New album – and their first in five years – Rainier Fog sees Alice in Chains reach their third release with ‘new’ vocalist William DuVall. Avid A-I-C fans will be pleased to know that they haven’t picked this album to make some sort of massive deviation from the sound and feel their previous five efforts.

In fact the sheer familiarity of the sound available to the ears on …Fog is one of the most successful aspects of the record. If you’re au fait with the band, you’ll be right amongst the action from the get go as the band hit their well-worn groove straight off and don’t stray off the path for the ensuing hour of downtuned fun and frolics.

You’ll doubtless be up to speed with opening track The One You Know, which the band have been playing live and for which they released a video in May. It’s quite superb, built on a strident yet melodic set of riffs and a plenty-to-get-your-teeth-into chorus, but pleasingly there are even better tracks awaiting as the album unfolds.

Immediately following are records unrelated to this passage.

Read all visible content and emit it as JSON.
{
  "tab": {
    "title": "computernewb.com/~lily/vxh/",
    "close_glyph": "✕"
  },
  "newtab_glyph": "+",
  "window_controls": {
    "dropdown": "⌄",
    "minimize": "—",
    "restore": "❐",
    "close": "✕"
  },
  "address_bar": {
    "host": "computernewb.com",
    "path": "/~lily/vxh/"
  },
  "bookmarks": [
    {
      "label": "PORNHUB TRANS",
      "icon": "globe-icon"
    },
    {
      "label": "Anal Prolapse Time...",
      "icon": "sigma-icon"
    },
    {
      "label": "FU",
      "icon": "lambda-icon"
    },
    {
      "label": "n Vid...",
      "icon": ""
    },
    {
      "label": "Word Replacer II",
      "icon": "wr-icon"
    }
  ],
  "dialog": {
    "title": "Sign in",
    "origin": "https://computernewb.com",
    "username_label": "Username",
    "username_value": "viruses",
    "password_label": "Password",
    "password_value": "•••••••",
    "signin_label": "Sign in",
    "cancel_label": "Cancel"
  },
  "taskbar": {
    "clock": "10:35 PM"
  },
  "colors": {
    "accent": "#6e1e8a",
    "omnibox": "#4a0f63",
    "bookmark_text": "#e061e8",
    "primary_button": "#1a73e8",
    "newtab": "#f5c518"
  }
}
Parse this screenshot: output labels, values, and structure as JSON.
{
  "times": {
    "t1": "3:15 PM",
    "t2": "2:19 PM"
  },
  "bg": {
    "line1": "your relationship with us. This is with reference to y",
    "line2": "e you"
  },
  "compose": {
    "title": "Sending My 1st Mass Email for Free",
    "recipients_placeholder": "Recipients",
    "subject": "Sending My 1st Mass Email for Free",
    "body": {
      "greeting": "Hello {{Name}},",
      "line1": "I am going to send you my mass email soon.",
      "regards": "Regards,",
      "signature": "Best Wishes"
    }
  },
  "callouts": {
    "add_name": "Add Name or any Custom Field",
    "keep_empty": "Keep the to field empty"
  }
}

The title track isn’t one of them, though it’s very far from bad; rather it’s a by-numbers grunge grinder, Jerry Cantrell front and centre with a classic Seattle riff, rhythm buddies Mike Inez and Sean Kinney gratifyingly high in the mix in support.

Red Giant is similarly solid and dependable, but Fly is something else. It’s quintessential Alice in Chains in fact; woozy through the verses, building gracefully towards a beautifully stately chorus and then exploding into a hair-raising solo from Cantrell. As the song ebbs away you’ll actually feel your goosebumps receding as the gentle outro lead work lulls you back to ground level. It’s stunning stuff.

The doomy Drone sees the band fusing Black Sabbath muscularity to Crosby Stills and Nash filigree as only they can; Riffs lurch drunkenly in and out of focus and intensity, but DuVall and Cantrell’s harmonies remain bang on point throughout the song’s many shifts in focus. It’s the masterful manipulation of sound by veteran artisans, you’ve heard it all before – yet still it mesmerises and delights.

The acoustic-based Maybe keeps up the good work with more fantastic vocal interplay, but if you feel its all getting a little soft at this point don’t worry. Next up track So Far Under is a glorious slab of good, old fashioned doom metal that’ll not only give the neck muscles a good workout it’ll have you off up into the loft looking for your prized old flannel shirts. It’s that good…

But perhaps best of all is penultimate track Never Fade, a fantastic synthesis of styles that sees the band hooking up a gorgeous pop chorus to heavy riffage in scintillating fashion. Strangely enough it brings to mind sometime A-I-C wannabes Life of Agony just a little, which in itself is probably more of a tribute to Cantrell and company’s lasting class rather than LoA moving from the role of the influenced to the influencer. Whatever, it’s a magnificent piece of music that you should acquaint yourself with soonest.

The melancholy yet uplifting All I Am ends things on a characteristically downbeat note, yet you’ll go away from first contact with this album feeling nothing but joy; Rainier Fog is a fabulous set of songs, performed by a band that seems to be able to pull off bombastic melodic grandeur as easily as shelling peas. Please don’t leave it five years between albums next time guys!

Rainier Fog is out on Friday August 24 on BMG Records.